Amazon.com was one of the earliest websites to scale, and so it was also one of the first to attack a number of web design problems. When it branched out from its book business, for example, it needed to give users a sense both of where they were within the site and how to move quickly between its sections. The solution was a skeuomorph: a symbolic design cue that helps the user by imitating an element that, in an older product, used to be necessary.
That is to say, Amazon.com started using tabs.
Amazon's tabs were compact, concise, and color-coded. Steve Krug said it best in his web usability book Don't Make Me Think: "Amazon was one of the first sites to use tab dividers for navigation, and the first to really get them right."

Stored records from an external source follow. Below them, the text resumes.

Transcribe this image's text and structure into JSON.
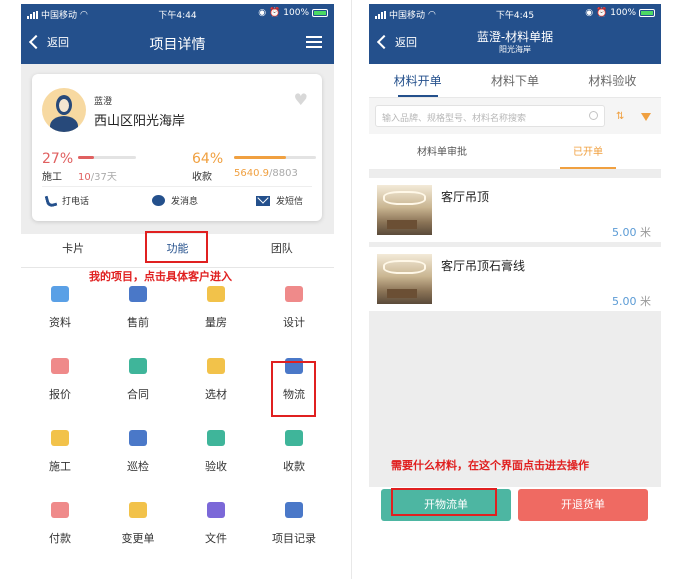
{
  "left_phone": {
    "status": {
      "carrier": "中国移动",
      "time": "下午4:44",
      "battery": "100%"
    },
    "nav": {
      "back_label": "返回",
      "title": "项目详情"
    },
    "client": {
      "name": "蓝澄",
      "address": "西山区阳光海岸",
      "construction": {
        "percent": "27%",
        "fill": 0.27,
        "label": "施工",
        "done": "10",
        "total": "/37天"
      },
      "payment": {
        "percent": "64%",
        "fill": 0.64,
        "label": "收款",
        "done": "5640.9",
        "total": "/8803"
      },
      "actions": {
        "call": "打电话",
        "message": "发消息",
        "sms": "发短信"
      }
    },
    "tabs": [
      "卡片",
      "功能",
      "团队"
    ],
    "active_tab": "功能",
    "annotation": "我的项目，点击具体客户进入",
    "grid": [
      {
        "label": "资料",
        "icon": "id-card-icon",
        "color": "#5aa0e6"
      },
      {
        "label": "售前",
        "icon": "tag-icon",
        "color": "#4a78c8"
      },
      {
        "label": "量房",
        "icon": "ruler-icon",
        "color": "#f2c24a"
      },
      {
        "label": "设计",
        "icon": "design-icon",
        "color": "#ef8a8a"
      },
      {
        "label": "报价",
        "icon": "quote-icon",
        "color": "#ef8a8a"
      },
      {
        "label": "合同",
        "icon": "contract-icon",
        "color": "#3fb59a"
      },
      {
        "label": "选材",
        "icon": "cart-icon",
        "color": "#f2c24a"
      },
      {
        "label": "物流",
        "icon": "truck-icon",
        "color": "#4a78c8"
      },
      {
        "label": "施工",
        "icon": "paint-roller-icon",
        "color": "#f2c24a"
      },
      {
        "label": "巡检",
        "icon": "clipboard-icon",
        "color": "#4a78c8"
      },
      {
        "label": "验收",
        "icon": "check-doc-icon",
        "color": "#3fb59a"
      },
      {
        "label": "收款",
        "icon": "wallet-icon",
        "color": "#3fb59a"
      },
      {
        "label": "付款",
        "icon": "payment-icon",
        "color": "#ef8a8a"
      },
      {
        "label": "变更单",
        "icon": "change-order-icon",
        "color": "#f2c24a"
      },
      {
        "label": "文件",
        "icon": "folder-icon",
        "color": "#7b68d8"
      },
      {
        "label": "项目记录",
        "icon": "clock-icon",
        "color": "#4a78c8"
      }
    ]
  },
  "right_phone": {
    "status": {
      "carrier": "中国移动",
      "time": "下午4:45",
      "battery": "100%"
    },
    "nav": {
      "back_label": "返回",
      "title": "蓝澄-材料单据",
      "subtitle": "阳光海岸"
    },
    "tabs": [
      "材料开单",
      "材料下单",
      "材料验收"
    ],
    "active_tab": "材料开单",
    "search_placeholder": "输入品牌、规格型号、材料名称搜索",
    "subtabs": [
      "材料单审批",
      "已开单"
    ],
    "active_subtab": "已开单",
    "items": [
      {
        "title": "客厅吊顶",
        "qty": "5.00",
        "unit": "米"
      },
      {
        "title": "客厅吊顶石膏线",
        "qty": "5.00",
        "unit": "米"
      }
    ],
    "annotation": "需要什么材料，在这个界面点击进去操作",
    "buttons": {
      "logistics": "开物流单",
      "return": "开退货单"
    }
  }
}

Amazon got a lot of other things right early on, too. It used "vivid, saturated" colors (Krug's words)--a navy, a muddy green, and an orange-infused ocher--which looked distinctive on every screen (these were the days of the CRT). For its main font, it chose Verdana, an elegant, chunky face which was one of the first fonts both Mac and PC users could obtain for free. Its design had the brashness, homeliness and charm of the early web.